Vascularization—The Conduit to Viable Engineered Tissues
Long-term viability of thick three-dimensional engineered tissue constructs is a major challenge. Addressing it requires development of vessel-like network that will allow the survival of the construct in vitro and its integration in vivo owing to improved vascularization after implantation. Resulting from work of various research groups, several approaches were developed aiming engineered tissue vascularization: (1) embodiment of angiogenesis growth factors in the polymeric scaffolds for prolonged release, (2) coculture of endothelial cells with target tissue cells and angiogenesis signaling cells, (3) use of microfabrication methods for creating designed channels for allowing nutrients to flow and/or for directing endothelial cells attachment, and (4) decellularization of organs and blood vessels for creating extracellular matrix.
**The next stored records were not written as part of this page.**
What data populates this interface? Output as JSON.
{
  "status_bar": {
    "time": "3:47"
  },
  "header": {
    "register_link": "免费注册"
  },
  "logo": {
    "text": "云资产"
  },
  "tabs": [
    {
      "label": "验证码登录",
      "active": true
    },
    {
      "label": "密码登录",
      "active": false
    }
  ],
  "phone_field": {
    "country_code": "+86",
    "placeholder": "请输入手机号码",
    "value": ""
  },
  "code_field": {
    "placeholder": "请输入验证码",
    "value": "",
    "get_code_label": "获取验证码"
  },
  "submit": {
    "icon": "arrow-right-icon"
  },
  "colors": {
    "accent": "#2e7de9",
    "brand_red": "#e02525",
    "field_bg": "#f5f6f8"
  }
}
A synergistic effect is expected by combining several of these approaches as already demonstrated in some of the latest studies. Current paper reviews the progress in each approach and recent achievements toward vascularization of engineered tissues.